By the time we got up, Suzie was at church with Otty and Amy, and Roddy and Michelle were finishing breakfast.  Zoe (14) and Florence (12) found it hilarious that we were travelling in a “Britz” van, and all the children thought it must be a terrific adventure to live in a campervan for a month.

Andrew was planning to spend the day weighing bulls, so we were despatched on a Hawkes Bay ‘wine trail’ (notice we didn’t offer to help with the bulls …!)

The suggested first stop was Selini winery.  They have built a tremendous visitor centre around a restaurant and wine cave.  They also have a reputation for being helpful to tourists like us when it comes to suggesting a route, and providing a map. The wines we tasted were (as we recall) excellent, but we neglected to take a pen and notepad to write any notes (… so you will just have to take our word for it). We had a quick mouthful of cheese before entering the next winery, Trinity.  But even so, by the time we had ‘tasted’ a dozen or so wines, we were both feeling decidedly hungry.  Suzie had recommended that we go into Napier at least once during our stay, to see the celebrated Art Deco architecture. 

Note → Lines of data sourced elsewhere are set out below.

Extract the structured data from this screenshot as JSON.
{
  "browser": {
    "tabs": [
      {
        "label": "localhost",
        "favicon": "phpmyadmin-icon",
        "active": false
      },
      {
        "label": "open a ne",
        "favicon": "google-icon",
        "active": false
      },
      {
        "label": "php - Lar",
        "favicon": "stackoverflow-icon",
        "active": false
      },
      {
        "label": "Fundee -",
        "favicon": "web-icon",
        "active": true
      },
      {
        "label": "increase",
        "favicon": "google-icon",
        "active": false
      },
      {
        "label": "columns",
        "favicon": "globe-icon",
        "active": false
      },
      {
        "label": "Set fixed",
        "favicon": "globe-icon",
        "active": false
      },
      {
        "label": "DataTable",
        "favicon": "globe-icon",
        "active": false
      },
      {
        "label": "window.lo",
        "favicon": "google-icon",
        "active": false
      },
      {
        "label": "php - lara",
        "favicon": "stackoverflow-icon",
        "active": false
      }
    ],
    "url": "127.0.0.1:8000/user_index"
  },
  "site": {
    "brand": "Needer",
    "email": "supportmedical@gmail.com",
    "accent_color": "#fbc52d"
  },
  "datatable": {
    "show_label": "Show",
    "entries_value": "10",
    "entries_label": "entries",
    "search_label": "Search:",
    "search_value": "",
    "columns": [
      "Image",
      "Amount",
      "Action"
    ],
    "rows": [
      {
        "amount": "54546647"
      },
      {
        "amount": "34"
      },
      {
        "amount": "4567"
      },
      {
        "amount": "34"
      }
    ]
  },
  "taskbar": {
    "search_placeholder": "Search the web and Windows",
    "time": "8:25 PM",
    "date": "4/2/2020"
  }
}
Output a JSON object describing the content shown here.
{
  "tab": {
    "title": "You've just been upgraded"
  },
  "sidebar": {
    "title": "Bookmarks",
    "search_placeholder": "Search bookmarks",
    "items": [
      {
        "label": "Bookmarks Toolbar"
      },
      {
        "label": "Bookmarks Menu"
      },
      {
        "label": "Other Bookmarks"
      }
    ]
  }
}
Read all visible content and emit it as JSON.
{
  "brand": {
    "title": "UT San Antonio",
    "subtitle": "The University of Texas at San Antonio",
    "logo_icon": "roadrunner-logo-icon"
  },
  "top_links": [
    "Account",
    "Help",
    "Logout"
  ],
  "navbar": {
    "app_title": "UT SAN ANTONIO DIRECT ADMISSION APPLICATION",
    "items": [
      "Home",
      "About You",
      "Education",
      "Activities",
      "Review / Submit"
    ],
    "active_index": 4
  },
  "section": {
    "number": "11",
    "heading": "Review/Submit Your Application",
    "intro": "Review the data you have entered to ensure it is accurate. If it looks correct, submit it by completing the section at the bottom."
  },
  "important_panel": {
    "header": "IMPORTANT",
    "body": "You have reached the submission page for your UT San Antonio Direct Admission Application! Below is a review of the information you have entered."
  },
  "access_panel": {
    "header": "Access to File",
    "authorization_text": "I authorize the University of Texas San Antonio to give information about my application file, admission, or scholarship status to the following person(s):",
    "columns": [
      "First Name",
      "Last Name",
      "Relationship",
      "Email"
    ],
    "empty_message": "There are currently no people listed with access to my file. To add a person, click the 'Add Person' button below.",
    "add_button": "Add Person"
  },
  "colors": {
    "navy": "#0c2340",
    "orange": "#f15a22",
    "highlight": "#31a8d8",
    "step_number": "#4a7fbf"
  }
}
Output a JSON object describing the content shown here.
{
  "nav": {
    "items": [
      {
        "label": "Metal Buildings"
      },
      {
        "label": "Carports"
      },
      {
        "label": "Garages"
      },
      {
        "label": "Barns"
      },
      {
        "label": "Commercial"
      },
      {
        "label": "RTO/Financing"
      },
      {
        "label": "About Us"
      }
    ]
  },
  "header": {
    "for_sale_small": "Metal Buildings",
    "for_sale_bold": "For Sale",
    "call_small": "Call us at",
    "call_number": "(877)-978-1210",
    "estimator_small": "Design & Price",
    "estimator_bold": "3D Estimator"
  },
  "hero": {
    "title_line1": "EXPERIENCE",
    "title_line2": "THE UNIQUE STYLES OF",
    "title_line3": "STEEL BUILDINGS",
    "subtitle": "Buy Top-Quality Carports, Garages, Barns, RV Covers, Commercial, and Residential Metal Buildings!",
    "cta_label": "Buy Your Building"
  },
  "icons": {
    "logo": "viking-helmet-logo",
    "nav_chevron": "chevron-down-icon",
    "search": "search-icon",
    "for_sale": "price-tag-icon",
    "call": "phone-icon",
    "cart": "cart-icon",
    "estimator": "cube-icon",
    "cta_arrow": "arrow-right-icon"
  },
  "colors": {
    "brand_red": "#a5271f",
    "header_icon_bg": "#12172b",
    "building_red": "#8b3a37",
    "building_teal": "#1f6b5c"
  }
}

(Napier was nearly entirely levelled by an earthquake in the 1920s, so the whole city was re-built in the Art Deco style of the period.  Whatever you may think of Art Deco, Napier has preserved most of the original facades.) Being Sunday, however, most of the businesses were closed.  Even the seafront seemed deserted.  We called in at the Blues Café, whose menu we had admired from outside, but after several minutes of being studiously ignored by the staff, we left and drove on down the coast.

Just when we had almost given up hope of finding anything to eat at all, we arrived at the Clearview Winery, who just happen to have one of the best courtyard cafes in the region.  We took our time over lunch, then made our way back, cross country, to the Trinity Winery, where we bought a couple of bottles of Pinot Noir for our hosts (and a couple of bottles of Sauvignon Blanc for ourselves …)

We arrived back at the Wilson ranch to find that Roddy had had a successful day’s fishing, and was busily preparing a whale-sized trout for dinner.